Sports At Large: The O's And The Baltimore Unrest
For the last seven decades, it’s been baseball, more than our other major sports, that has led the way in terms of its connection to the broader American social fabric. And nowhere was that association on greater display than last week during the unrest that rocked Baltimore to its core.
Following Wednesday’s surreal game with the Chicago White Sox, the first in Major League Baseball history to be played without fans, Orioles manager Buck Showalter was asked if he had any advice for young black people in the city. Showalter paused a moment, then did something that frankly a lot more people should do on a lot more subjects. Showalter, who grew up the son of a white Florida high school principal, said he didn’t know what to say. Showalter said, "I’ve never been black, OK? So I don’t know. I can’t put myself there. I’ve never faced the challenges they face, so I understand the emotion, but I can’t."
During a week when a nation which has largely shown its indifference to the plight of the inner city in general and Baltimore specifically suddenly became experts on what to do next, Showalter’s bluntness and honesty were refreshing. Showalter went on to say that he wanted his team to be a rallying force for the city and not just because they’re playing good baseball.
Indeed, centerfielder Adam Jones, a rarity in the game these days, as an African-American star, has spoken poignantly on racial matters historically and recently and seems to cherish serving as a role model for Black youth. Jones and Showalter could potentially be important contributors in the needed dialogue on the way forward for this city. However, as valuable as the manager and star player are, perhaps the most important words recently came from a most unlikely place.
If you were expecting John Angelos, the Orioles’ chief operating officer and the son of the team’s principal owner, to condemn the protestors who approached Oriole Park two days before the riots, you were wrong.
To the contrary, Angelos, responding to a Tweet from a local talk sports talk show host who criticized the demonstrations, seized upon what he called the American political elite that had, in his opinion, laid the foundation for the protests.
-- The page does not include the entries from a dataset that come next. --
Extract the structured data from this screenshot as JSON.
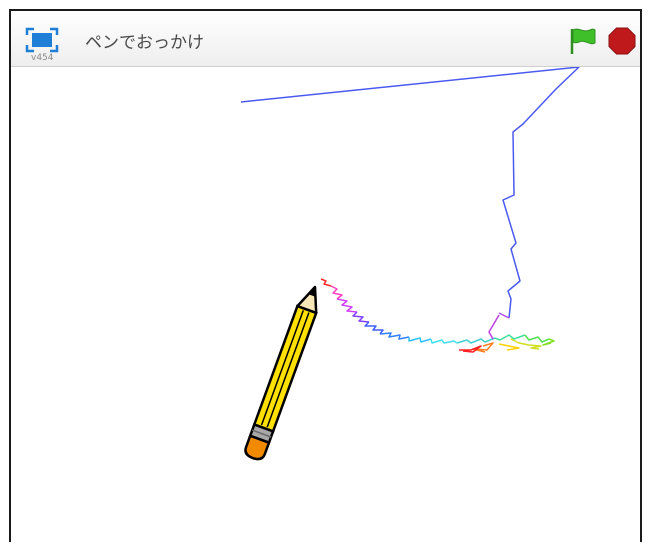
{
  "toolbar": {
    "version": "v454",
    "title": "ペンでおっかけ",
    "fullscreen_icon": "fullscreen-icon",
    "flag_icon": "green-flag-icon",
    "stop_icon": "stop-sign-icon"
  },
  "colors": {
    "fullscreen": "#1f7fd6",
    "flag": "#3fbf2a",
    "stop": "#c0191b",
    "pencil_body": "#ffe000",
    "pencil_eraser": "#f28a00"
  }
}
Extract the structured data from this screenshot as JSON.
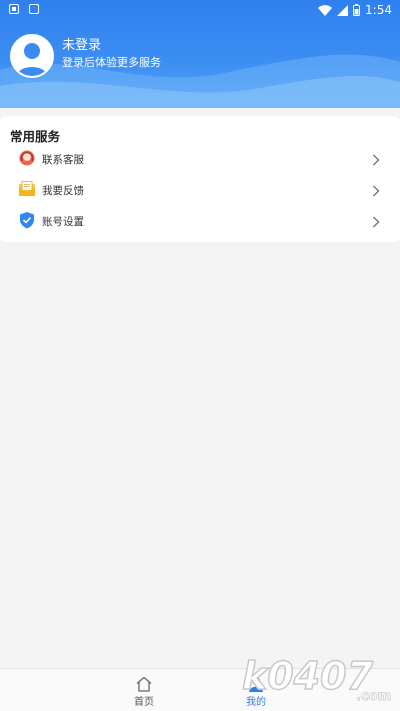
{
  "status_bar": {
    "time": "1:54"
  },
  "profile": {
    "name": "未登录",
    "subtitle": "登录后体验更多服务"
  },
  "services": {
    "title": "常用服务",
    "items": [
      {
        "label": "联系客服",
        "icon": "headset-icon"
      },
      {
        "label": "我要反馈",
        "icon": "feedback-envelope-icon"
      },
      {
        "label": "账号设置",
        "icon": "shield-check-icon"
      }
    ]
  },
  "bottom_nav": {
    "tabs": [
      {
        "label": "首页",
        "icon": "home-icon",
        "active": false
      },
      {
        "label": "我的",
        "icon": "user-icon",
        "active": true
      }
    ]
  },
  "watermark": {
    "text": "k0407.com"
  },
  "colors": {
    "brand_blue": "#2f7fef",
    "page_bg": "#f4f4f4"
  }
}
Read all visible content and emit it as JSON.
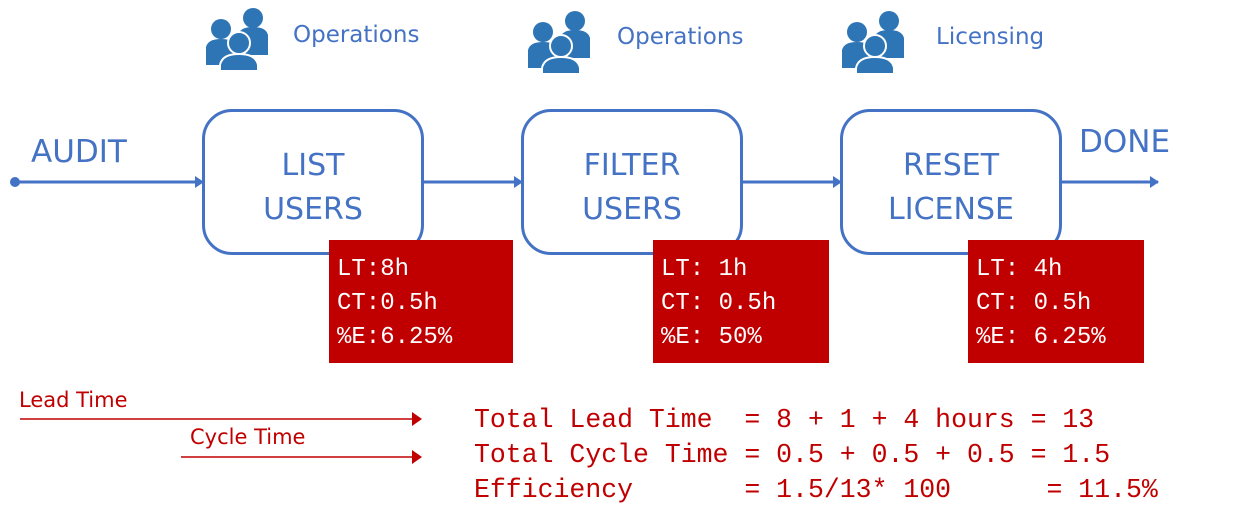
{
  "diagram": {
    "start_label": "AUDIT",
    "end_label": "DONE",
    "steps": [
      {
        "team": "Operations",
        "team_icon": "people-group-icon",
        "line1": "LIST",
        "line2": "USERS",
        "metrics": {
          "lt": "LT:8h",
          "ct": "CT:0.5h",
          "e": "%E:6.25%"
        }
      },
      {
        "team": "Operations",
        "team_icon": "people-group-icon",
        "line1": "FILTER",
        "line2": "USERS",
        "metrics": {
          "lt": "LT: 1h",
          "ct": "CT: 0.5h",
          "e": "%E: 50%"
        }
      },
      {
        "team": "Licensing",
        "team_icon": "people-group-icon",
        "line1": "RESET",
        "line2": "LICENSE",
        "metrics": {
          "lt": "LT: 4h",
          "ct": "CT: 0.5h",
          "e": "%E: 6.25%"
        }
      }
    ],
    "legend": {
      "lead_time": "Lead Time",
      "cycle_time": "Cycle Time"
    },
    "summary": [
      "Total Lead Time  = 8 + 1 + 4 hours = 13",
      "Total Cycle Time = 0.5 + 0.5 + 0.5 = 1.5",
      "Efficiency       = 1.5/13* 100      = 11.5%"
    ],
    "colors": {
      "flow": "#4472c4",
      "team_icon": "#2e75b6",
      "metric_bg": "#c00000",
      "metric_text": "#ffffff",
      "legend": "#c00000"
    }
  }
}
In Angelos’ view, the relocation of middle class jobs from this country to Third World nations and dictatorships had, quote, plunged tens of millions of good, hard-working Americans into economic devastation unquote. Angelos criticized what he believes to be an increasing militarized and surveilling government that abuses the Bill of Rights. The tweets read more like the manifesto of a left winger trapped in a 60’s vortex, not the Duke-educated scion of a wealthy family. But Peter Angelos has been a consistent contributor to Democratic candidates and it appears that the apple hasn’t fallen far from the tree.
It will be deeds, not words, that get this city through this crisis, but the words of John Angelos and Buck Showalter are important, if not unlikely underpinnings for what should come next.